In July 1840 Lewis travelled to Constantinople via Albania, Corfu and Athens, returning to Cairo in 1841 where he remained for ten years. He was the first British artist to settle for such a sustained period in the Levant, but not the only artist there at the time; as David Wilkie (1785-1841), David Roberts (1796-1864) and William Müller (1812-1845) also all spent time there between 1838 and 1841, making sketches of the exotic sights to fascinate the Victorian population back in London.
On reaching Constantinople Lewis joined his friend Wilkie who commented in a letter to William Collins that 'We have encountered John Lewis from Greece and Smyrna...He has been making most clever drawings as usual' (M. Lewis, op. cit., p. 21). During this period Lewis executed many sketches of the people and landscapes in and around the Levant. The present drawing will have been one of the 'clever drawings', and it provides a fine example of Lewis's skill in capturing the character and lifestyle of the people he encountered. His limited use of colour, highlighting specific details of the figure and costume, is typical of Lewis's drawings, concentrating the focus on the centre of the composition while providing a basic outline of the sitter's surroundings.
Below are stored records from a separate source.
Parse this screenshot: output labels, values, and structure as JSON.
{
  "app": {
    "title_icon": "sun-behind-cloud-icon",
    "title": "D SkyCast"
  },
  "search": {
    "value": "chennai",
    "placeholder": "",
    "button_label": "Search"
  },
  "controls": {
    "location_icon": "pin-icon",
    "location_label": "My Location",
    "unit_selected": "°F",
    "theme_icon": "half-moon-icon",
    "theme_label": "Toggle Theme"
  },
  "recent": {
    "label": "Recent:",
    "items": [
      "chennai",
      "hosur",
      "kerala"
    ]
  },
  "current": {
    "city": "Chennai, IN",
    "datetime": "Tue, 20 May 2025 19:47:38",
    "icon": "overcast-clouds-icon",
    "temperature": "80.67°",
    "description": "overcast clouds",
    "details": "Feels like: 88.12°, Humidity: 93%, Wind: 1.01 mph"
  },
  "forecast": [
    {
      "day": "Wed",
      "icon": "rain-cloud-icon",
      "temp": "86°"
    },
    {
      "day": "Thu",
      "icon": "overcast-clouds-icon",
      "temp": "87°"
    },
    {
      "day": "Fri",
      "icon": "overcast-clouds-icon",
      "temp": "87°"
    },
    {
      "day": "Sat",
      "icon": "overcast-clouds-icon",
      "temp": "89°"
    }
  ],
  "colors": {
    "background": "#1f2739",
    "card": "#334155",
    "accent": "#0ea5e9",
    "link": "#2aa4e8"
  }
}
Other works from this period can be found in the British Museum and the Victoria & Albert Museum, London.
For a drawing by Lewis of A Suliot warrior see lot 187.
We are grateful to Dr Emily M. Weeks and Briony Llewellyn for their help in preparing this catalogue entry.